Can you please give us your favorite “Life Lesson Quote”? Can you share how that was relevant to you in your life?
“We don’t see things as they are, we see them as we are” Anaïs Nin.
This is relevant to understanding others and their perceptions of a situation as well as my own in my life; and understanding the characters I play.
None of us are able to achieve success without some help along the way. Is there a particular person who you are grateful towards who helped get you to where you are? Can you share a story about that?
There are so many people that have helped me or inspired me, but one person in particular came forward when I wanted to give up. A screenwriter and director by the name of Nicole Fairbrother who is a dear friend of mine convinced me to keep going in this business when I felt like I just couldn’t continue. She told me I was too talented to quit and encouraged me to change the people representing me instead. I am so grateful for that.
If you could start a movement that would bring the most amount of good to the most amount of people, what would that be? You never know what your idea can trigger. 🙂
Iwould start a movement of compassion. The world we live in conditions us to particular ideologies and we don’t realize how affected we are by them.
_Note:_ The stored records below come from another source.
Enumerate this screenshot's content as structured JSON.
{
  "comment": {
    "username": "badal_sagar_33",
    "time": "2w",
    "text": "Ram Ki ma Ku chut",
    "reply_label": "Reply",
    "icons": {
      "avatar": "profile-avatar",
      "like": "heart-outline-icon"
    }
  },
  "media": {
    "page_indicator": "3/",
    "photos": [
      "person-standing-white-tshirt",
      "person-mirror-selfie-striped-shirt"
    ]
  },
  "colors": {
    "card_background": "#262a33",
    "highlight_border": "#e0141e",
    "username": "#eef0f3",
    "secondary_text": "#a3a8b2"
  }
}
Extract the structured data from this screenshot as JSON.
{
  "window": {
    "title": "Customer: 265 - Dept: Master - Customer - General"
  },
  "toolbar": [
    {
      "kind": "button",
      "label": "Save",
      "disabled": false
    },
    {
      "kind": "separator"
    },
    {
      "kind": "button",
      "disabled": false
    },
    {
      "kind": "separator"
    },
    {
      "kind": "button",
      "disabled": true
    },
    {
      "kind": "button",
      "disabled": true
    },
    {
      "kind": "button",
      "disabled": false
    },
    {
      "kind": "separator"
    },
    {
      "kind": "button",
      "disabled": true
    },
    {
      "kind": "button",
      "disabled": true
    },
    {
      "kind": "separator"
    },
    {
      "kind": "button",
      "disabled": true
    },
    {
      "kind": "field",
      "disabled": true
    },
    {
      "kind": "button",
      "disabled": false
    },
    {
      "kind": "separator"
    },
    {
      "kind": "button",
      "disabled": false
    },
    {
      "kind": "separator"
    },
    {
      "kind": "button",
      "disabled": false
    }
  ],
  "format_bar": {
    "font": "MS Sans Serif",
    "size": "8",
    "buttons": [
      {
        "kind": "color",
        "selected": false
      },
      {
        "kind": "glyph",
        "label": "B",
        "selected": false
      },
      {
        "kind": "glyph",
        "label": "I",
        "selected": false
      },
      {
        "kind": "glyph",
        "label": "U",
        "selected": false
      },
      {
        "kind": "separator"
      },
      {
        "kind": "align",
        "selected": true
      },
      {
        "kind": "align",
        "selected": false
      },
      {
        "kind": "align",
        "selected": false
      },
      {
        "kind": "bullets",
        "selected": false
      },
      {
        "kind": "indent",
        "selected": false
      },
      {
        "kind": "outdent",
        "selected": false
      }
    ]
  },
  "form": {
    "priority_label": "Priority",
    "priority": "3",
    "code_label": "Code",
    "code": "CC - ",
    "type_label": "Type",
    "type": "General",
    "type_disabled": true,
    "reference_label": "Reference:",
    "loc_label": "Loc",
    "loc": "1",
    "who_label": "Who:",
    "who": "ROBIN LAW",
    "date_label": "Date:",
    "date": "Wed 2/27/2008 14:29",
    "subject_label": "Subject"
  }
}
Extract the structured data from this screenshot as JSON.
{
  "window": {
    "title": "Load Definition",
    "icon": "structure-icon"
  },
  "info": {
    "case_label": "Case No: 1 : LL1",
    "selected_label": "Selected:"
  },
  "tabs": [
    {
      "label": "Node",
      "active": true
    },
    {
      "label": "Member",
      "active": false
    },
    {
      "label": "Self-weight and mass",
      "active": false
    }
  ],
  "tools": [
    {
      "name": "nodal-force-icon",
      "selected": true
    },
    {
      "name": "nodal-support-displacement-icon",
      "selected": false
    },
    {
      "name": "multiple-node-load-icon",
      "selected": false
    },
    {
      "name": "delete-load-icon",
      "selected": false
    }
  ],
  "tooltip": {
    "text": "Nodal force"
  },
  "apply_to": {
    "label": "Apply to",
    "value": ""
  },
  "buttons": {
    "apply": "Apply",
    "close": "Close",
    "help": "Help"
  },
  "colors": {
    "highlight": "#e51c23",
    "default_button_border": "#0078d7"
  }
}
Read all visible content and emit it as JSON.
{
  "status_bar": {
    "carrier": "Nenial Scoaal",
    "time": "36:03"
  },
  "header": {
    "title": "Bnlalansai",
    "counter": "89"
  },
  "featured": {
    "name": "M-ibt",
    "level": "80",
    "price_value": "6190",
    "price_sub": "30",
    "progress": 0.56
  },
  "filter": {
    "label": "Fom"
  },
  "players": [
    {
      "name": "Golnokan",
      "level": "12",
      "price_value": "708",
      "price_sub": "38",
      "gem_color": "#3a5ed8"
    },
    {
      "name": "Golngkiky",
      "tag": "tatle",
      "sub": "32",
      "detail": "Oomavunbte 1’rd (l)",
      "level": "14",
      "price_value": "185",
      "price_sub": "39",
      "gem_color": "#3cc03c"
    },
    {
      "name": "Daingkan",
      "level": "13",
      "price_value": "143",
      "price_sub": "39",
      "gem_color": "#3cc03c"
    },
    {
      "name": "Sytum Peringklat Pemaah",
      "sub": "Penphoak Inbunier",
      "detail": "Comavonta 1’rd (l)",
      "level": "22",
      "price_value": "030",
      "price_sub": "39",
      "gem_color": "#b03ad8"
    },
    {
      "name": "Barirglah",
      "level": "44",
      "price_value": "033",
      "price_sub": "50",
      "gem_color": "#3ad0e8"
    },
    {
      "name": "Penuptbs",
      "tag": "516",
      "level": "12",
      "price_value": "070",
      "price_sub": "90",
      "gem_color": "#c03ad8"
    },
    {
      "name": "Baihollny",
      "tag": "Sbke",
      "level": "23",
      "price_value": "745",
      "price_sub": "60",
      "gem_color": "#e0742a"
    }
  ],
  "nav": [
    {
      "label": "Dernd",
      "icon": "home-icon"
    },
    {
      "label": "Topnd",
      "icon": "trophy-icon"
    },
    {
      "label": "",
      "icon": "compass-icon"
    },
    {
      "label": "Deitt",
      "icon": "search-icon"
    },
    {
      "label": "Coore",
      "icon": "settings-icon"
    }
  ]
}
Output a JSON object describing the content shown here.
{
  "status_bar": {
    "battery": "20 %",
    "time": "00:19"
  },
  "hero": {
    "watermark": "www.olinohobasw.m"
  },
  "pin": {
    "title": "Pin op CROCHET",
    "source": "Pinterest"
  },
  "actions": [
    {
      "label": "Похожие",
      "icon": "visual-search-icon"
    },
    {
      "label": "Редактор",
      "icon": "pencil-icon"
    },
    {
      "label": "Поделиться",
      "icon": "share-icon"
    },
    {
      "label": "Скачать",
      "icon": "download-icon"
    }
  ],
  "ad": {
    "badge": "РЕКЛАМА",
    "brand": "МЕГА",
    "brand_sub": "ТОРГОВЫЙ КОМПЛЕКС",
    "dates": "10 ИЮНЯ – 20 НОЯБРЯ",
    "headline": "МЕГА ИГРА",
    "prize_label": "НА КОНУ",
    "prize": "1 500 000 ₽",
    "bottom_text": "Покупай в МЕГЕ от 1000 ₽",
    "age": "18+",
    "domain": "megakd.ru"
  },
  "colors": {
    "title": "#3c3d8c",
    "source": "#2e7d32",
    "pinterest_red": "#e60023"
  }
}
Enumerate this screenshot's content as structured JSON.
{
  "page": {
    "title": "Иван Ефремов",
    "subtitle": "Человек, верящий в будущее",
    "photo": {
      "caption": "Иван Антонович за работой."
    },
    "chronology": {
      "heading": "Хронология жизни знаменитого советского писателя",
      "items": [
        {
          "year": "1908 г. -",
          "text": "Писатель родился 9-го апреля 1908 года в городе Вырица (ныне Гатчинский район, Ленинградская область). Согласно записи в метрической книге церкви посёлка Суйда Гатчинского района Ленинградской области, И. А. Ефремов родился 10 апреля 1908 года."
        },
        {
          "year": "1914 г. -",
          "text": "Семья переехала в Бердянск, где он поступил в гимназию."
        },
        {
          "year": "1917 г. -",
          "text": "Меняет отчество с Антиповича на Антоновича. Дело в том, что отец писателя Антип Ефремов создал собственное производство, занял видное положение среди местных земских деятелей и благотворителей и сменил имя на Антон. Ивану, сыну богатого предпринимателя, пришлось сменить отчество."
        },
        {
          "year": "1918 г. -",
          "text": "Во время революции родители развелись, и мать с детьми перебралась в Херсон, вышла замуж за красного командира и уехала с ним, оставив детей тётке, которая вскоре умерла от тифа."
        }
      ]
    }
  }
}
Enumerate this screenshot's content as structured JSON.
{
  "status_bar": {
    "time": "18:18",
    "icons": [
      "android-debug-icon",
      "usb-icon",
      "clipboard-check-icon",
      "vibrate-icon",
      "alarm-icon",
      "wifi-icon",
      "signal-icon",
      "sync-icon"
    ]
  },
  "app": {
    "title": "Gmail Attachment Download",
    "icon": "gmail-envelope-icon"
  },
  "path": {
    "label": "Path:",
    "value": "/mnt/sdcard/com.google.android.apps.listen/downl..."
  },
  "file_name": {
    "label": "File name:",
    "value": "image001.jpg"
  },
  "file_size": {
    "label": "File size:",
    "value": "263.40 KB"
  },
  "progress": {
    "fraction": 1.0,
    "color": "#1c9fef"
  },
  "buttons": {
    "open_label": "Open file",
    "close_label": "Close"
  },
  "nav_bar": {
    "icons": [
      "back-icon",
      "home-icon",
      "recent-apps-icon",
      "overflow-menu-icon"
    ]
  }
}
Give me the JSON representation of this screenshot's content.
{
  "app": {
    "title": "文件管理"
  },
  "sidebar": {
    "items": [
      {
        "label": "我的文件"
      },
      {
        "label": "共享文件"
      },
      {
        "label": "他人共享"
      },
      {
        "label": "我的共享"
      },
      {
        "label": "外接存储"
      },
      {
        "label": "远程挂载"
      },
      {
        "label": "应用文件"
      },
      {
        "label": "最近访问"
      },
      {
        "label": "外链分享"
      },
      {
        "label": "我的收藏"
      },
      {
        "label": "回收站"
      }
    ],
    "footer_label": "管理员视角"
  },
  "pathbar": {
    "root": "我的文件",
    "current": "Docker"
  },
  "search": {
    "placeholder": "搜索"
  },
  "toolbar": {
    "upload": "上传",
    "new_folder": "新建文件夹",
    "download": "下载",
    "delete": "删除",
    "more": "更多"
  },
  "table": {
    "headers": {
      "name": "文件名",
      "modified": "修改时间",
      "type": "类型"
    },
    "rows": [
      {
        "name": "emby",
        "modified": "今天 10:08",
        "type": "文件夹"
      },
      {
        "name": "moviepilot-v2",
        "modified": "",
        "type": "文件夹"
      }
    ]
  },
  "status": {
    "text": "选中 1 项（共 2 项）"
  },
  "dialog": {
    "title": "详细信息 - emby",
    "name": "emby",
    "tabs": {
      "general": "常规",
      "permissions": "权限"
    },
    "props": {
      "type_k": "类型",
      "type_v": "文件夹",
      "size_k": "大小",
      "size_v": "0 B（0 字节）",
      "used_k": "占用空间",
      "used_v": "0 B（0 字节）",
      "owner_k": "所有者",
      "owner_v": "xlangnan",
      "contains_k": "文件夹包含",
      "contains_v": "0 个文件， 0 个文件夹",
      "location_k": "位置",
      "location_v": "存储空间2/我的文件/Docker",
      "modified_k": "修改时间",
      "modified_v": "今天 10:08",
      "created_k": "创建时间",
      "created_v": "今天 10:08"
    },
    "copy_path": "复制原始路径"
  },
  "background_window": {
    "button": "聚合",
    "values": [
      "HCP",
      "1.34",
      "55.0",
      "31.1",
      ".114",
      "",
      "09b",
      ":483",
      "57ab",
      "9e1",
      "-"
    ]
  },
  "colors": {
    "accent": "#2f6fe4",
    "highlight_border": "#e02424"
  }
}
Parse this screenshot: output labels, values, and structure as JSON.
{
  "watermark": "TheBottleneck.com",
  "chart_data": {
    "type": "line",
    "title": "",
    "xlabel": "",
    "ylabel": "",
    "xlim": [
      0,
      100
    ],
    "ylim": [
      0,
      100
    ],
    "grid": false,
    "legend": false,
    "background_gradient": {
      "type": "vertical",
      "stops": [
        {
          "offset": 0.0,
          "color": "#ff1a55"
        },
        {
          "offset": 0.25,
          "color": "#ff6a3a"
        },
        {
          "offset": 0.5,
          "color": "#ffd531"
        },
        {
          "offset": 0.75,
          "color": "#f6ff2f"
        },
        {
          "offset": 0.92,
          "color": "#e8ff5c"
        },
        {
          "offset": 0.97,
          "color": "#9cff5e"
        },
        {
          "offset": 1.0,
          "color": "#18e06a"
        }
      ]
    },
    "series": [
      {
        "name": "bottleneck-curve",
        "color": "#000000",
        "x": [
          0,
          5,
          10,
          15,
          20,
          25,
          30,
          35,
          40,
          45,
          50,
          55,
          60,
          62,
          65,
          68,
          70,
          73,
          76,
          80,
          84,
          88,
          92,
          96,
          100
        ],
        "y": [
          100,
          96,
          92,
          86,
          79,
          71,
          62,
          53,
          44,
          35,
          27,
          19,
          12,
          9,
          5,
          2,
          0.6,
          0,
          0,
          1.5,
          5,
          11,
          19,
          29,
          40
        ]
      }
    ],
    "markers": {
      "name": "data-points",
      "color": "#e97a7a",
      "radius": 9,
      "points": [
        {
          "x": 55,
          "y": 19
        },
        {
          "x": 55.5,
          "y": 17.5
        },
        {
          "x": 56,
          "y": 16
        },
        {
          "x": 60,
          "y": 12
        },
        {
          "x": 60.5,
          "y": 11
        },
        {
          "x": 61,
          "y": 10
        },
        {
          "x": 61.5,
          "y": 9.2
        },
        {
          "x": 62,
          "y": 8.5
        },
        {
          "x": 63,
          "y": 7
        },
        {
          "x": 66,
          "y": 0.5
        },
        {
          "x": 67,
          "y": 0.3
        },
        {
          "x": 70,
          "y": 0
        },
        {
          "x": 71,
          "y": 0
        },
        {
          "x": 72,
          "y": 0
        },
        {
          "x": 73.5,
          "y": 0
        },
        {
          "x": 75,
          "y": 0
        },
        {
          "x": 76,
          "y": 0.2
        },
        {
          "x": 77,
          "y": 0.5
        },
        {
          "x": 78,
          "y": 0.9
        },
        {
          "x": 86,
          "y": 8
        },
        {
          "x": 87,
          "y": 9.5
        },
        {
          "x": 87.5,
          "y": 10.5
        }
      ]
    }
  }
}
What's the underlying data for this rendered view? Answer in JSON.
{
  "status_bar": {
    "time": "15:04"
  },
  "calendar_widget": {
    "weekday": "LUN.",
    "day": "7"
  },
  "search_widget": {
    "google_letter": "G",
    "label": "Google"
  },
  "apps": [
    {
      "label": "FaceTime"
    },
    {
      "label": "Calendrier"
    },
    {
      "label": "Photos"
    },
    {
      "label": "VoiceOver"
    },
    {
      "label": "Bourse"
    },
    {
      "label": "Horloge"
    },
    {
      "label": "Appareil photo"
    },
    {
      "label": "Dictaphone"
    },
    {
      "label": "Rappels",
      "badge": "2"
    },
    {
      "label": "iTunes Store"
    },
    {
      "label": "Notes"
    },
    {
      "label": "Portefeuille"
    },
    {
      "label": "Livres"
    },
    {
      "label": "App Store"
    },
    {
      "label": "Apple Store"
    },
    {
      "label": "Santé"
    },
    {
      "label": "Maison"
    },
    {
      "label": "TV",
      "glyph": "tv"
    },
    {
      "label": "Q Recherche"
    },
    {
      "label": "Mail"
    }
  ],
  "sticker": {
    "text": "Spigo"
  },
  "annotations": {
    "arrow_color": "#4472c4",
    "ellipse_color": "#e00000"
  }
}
I think if we can work towards being compassionate to one another we can keep an open dialogue of learning. I find the culture of shaming just makes people hide their flaws instead of facing them, learning from them, and healing form them to be better people. If we can be less judgmental and show more compassion, I think we can teach in a loving way, how to let go of some of the oppressive ideologies we as a society have.
We are very blessed that some of the biggest names in Business, VC funding, Sports, and Entertainment read this column. Is there a person in the world, or in the US whom you would love to have a private breakfast or lunch with, and why? He or she might see this. 🙂
Although it is difficult to narrow down, I think that I would love to meet either Jake or Maggie Gyllenhaal. I am always inspired by their choices in scripts and characters; and their interviews often leave me thinking about life, perception, and creating character. I would love to just hang out with either of them because I think they would be down to earth, thought-provoking, and probably just nice to hang out with!
How can our readers follow you on social media?
You can follow me on Facebook under Sara Rabey https://www.facebook.com/sara.rabey
Or on Instagram @sararabey https://www.instagram.com/sararabey/
Thank you so much for joining us. This was very inspirational!